• [PROBLEM TO WORK ON]: Look below and pull out each line with the word "background".

[Dataset rows describing interfaces]
_ _ _ _

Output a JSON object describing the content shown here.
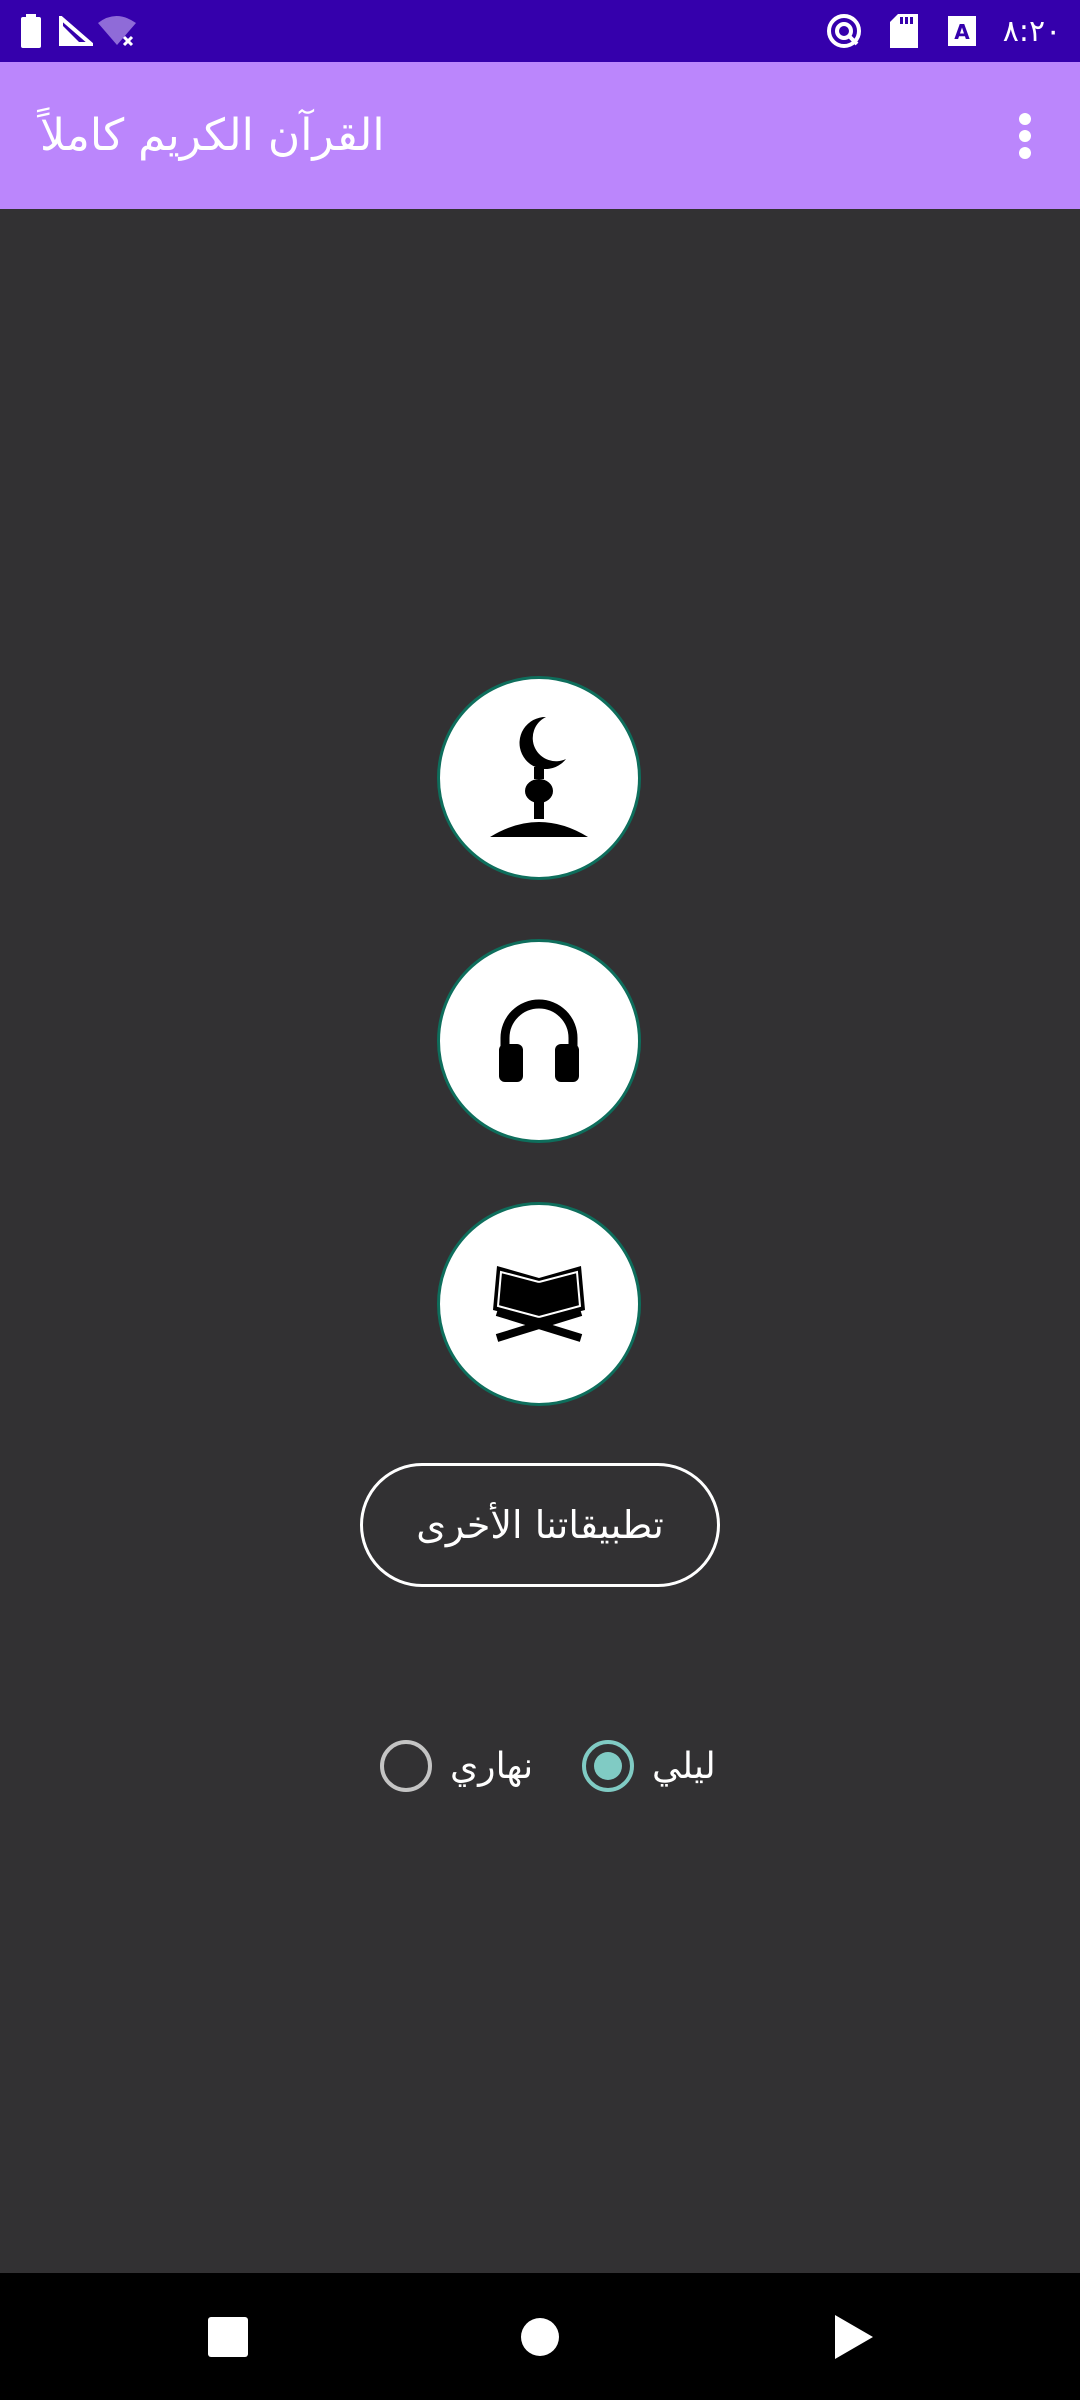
{
  "status_bar": {
    "time": "٨:٢٠",
    "icons": [
      "battery-icon",
      "signal-icon",
      "wifi-off-icon",
      "sync-icon",
      "sd-card-icon",
      "keyboard-a-icon"
    ],
    "background": "#3500ac"
  },
  "app_bar": {
    "title": "القرآن الكريم كاملاً",
    "menu_icon": "more-vert-icon",
    "background": "#bb86fc"
  },
  "main": {
    "buttons": [
      {
        "icon": "mosque-crescent-icon"
      },
      {
        "icon": "headphones-icon"
      },
      {
        "icon": "open-quran-icon"
      }
    ],
    "other_apps_label": "تطبيقاتنا الأخرى",
    "theme": {
      "options": [
        {
          "label": "ليلي",
          "selected": true
        },
        {
          "label": "نهاري",
          "selected": false
        }
      ],
      "selected_color": "#80cbc4"
    },
    "background": "#323133"
  },
  "nav_bar": {
    "buttons": [
      "recents-square-icon",
      "home-circle-icon",
      "back-triangle-icon"
    ]
  }
}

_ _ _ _

• [OUTPUT]:
    "background": "#3500ac"
    "background": "#bb86fc"
    "background": "#323133"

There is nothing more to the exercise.